My Name Is Bond. James Bond: A Shaken Not Stirred Sojourn (Value: Priceless)

Swiss Alps*

There was ways to travel through Europe and there’s the Bond way. The winning bidder of this item won’t have to anything death defying like leap from a plane or survive a toppling building. They just have to be the last paddle standing. Their reward will nine days of checking out the locales of three Bond films (“On Her Majesty’s Secret Service,” “Moonraker” and “Casino Royale”) in the Alps, Venice and Monte Carlo where 007 wined, dined and tackled the bad guys and bedded the gals.

Monte Carlo*

And, of course, the excursion will include roundtrip airfare, four-star accommodations in three Bond hotels, zipping to Venice on “a supertrain” and then hopping on board a plane to the French Riviera.

* Photos provided by TACA

TACA Custom Auction Gala Item #3 — Spice Up Your Life: Indian Intrigue And Indulgence

Ask any world traveler of a memorable highlight in their passport and India will probably be at the top of the list. Perhaps it’s because of its history, architecture and culture. This TACA Custom Auction Gala package offers a chance to experience a country that makes others pale in comparison.

Spice Up Your Life: Indian Intrigue And Indulgence (Value: $15,000)

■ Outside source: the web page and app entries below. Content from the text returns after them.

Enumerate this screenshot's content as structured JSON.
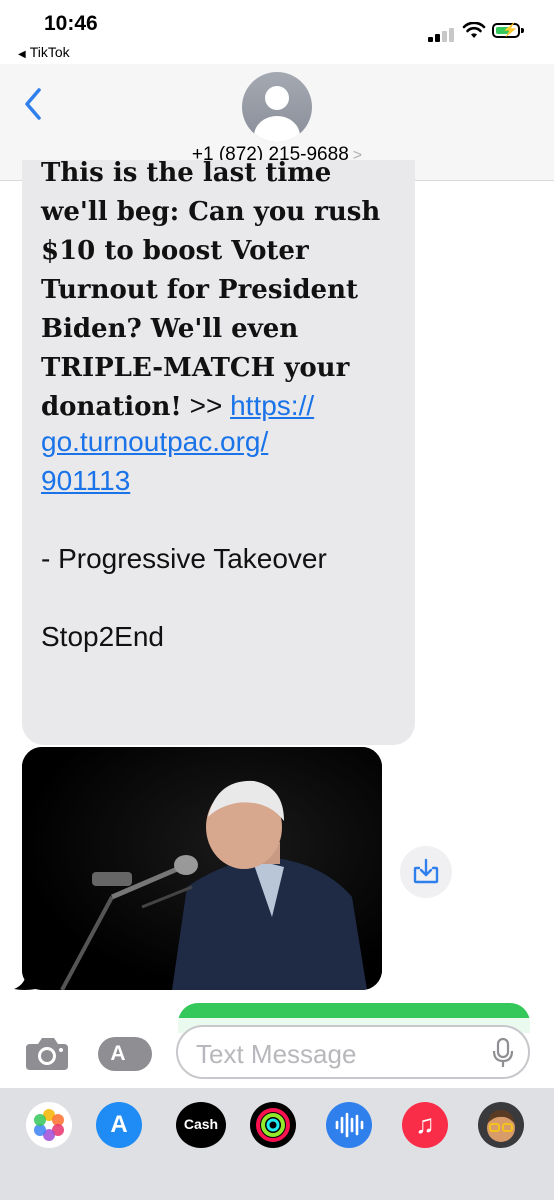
{
  "status_bar": {
    "time": "10:46",
    "back_app": "TikTok"
  },
  "header": {
    "contact_number": "+1 (872) 215-9688"
  },
  "message": {
    "cut_line": "This is the last time",
    "serif_lines": [
      "we'll beg: Can you rush",
      "$10 to boost Voter",
      "Turnout for President",
      "Biden? We'll even",
      "TRIPLE-MATCH your",
      "donation!"
    ],
    "link_prefix": " >> ",
    "link_lines": [
      "https://",
      "go.turnoutpac.org/",
      "901113"
    ],
    "signature": "- Progressive Takeover",
    "stop_text": "Stop2End"
  },
  "composer": {
    "placeholder": "Text Message"
  },
  "app_tray": {
    "cash_label": "Cash"
  },
  "colors": {
    "bubble_gray": "#e9e9eb",
    "link_blue": "#1a73e8",
    "imessage_green": "#34c759",
    "ios_blue": "#2f80ed"
  }
}
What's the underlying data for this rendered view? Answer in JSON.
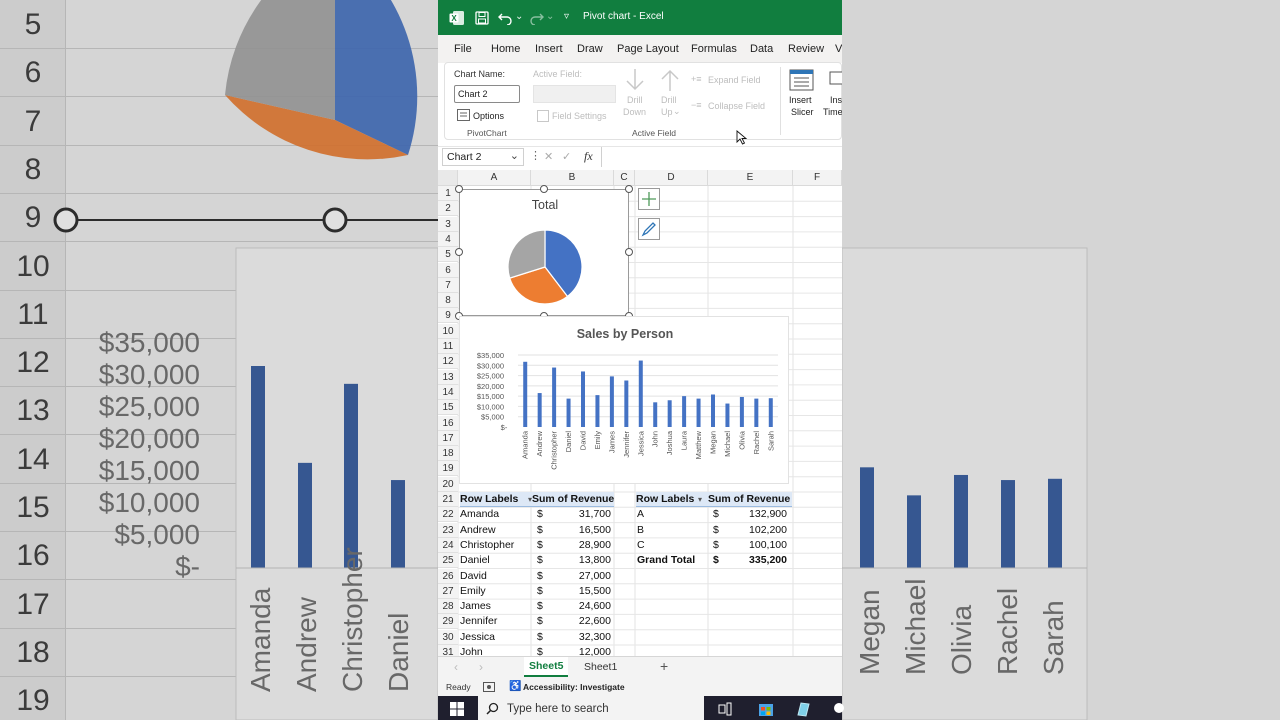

For centuries India has fascinated writers, poets, artists and historians. It dazzles with stunning beauty. For the winner of this package, s/he and a guest will have roundtrip tickets to India and nine days and seven days to explore this second-most populated country in the world.

Taj Mahal*

During their stay, they’ll have to decide which of the countless legendary landmarks to see — the magnificent Taj Mahal in all its glory, Amer Fort with its beautiful Palace of Mirrors and Mahatma Gandhi’s home, where he spun yarn and led a nonviolent movement for India’s independence.

In addition to luxurious accommodations, they’ll have a dozen meals in such cities as New Delhi, Old Delhi, Jaipur and Agra.

* Photo provided by TACA